8 Points to Discuss Before Signing the Residential Lease Agreement
The bright, spacious rental unit with lots of closet space has impressed your renter, and now it’s time to sign the residential lease agreement. It’s easy for both parties to skim the paperwork and sign at the bottom – but it’s important not to jump the gun and rush through the process. Before the tenant commits to a year-long lease, make sure he or she understands what they’re signing up for. Besides telling them to actually read through each item in the lease, it’s important to reiterate and discuss the most important points.
The lease is binding.
It never hurts to emphasize this point. Reinforce that there’s a consequence if the lease is broken. If you absorb the security deposit or still expect the rent to be paid until the lease is up, it’s better to put it on the table now than to point to the fine print later.
Sure, it’s in the lease already, but stress when the rent is due each month and how you expect it to be paid. If all transactions, including maintenance requests, are to be submitted online, make sure your tenant knows how to access their account on the website. If you require a drop-off, let your tenant know where to find your office.
Automatic renewal of the lease.
If you renew the lease automatically upon expiration date, point out this clause in your lease agreement. Let the tenant know that it’s their responsibility to notify you in advance if they plan on vacating the unit after their lease is up.
Your tenant is probably looking forward to making the space feel like home, but before they pick out paint chips and get out the hammer, clarify what’s allowed, what isn’t, and how to get their project approved. If you just painted the unit after turnover, or classify nail holes as damage to the unit, let the tenant know that they’re responsible for returning the unit in its original condition. This information should always be included in your lease.
Who is responsible? If living in the unit will cost more than the actual rent in terms of utility and garbage bills, you need to tell the renter before they sign on the dotted line. Be very clear on what services you, as the landlord, are responsible for, and those that the tenants need to take care of themselves.

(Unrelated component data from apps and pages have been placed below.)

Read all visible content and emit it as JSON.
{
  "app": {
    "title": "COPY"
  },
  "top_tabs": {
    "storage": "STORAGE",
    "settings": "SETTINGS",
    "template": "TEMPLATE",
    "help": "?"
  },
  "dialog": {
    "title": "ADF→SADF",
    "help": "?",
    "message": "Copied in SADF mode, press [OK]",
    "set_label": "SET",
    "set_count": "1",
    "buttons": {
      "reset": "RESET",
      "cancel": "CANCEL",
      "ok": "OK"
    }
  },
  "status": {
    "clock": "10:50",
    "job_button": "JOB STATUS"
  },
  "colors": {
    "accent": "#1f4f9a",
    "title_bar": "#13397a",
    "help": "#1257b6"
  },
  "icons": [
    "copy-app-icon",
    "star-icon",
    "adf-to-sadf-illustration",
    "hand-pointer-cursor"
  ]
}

Let your tenants know that your property is scheduled for regular upkeep. Whether it’s annual central air filter replacements, fire alarm checks, yardwork, or lawn fertilization, tell them when the work is usually done throughout the year and your notification process for entering the unit. Also let them know if any types of chemicals or pesticides are used in maintenance, especially if your tenant has pets, small children, or allergies.
Do you have plans to replace appliances before the tenant moves in? Or maybe you’ve recently installed a new central air system. Let the tenant know about any major projects that have been completed, or any that are on your radar and will be done soon.
Even if your unit allows pets, tell the tenant in advance if there are any restrictions on the type of animals or breeds you allow on your property. Spotlight any extra fees or added security deposit. If needed, request to meet your tenant’s pet before the move-in date.
Remember that if you haven’t put down your rules and regulations on the lease, it’s not legally binding. Put your rules down in writing so there won’t be any unneeded disputes with your tenants later on.
- How to Create a Rental Lease Agreement
- How to Enforce the Rental Lease Agreement
- Does Your Lease Have Red Flags?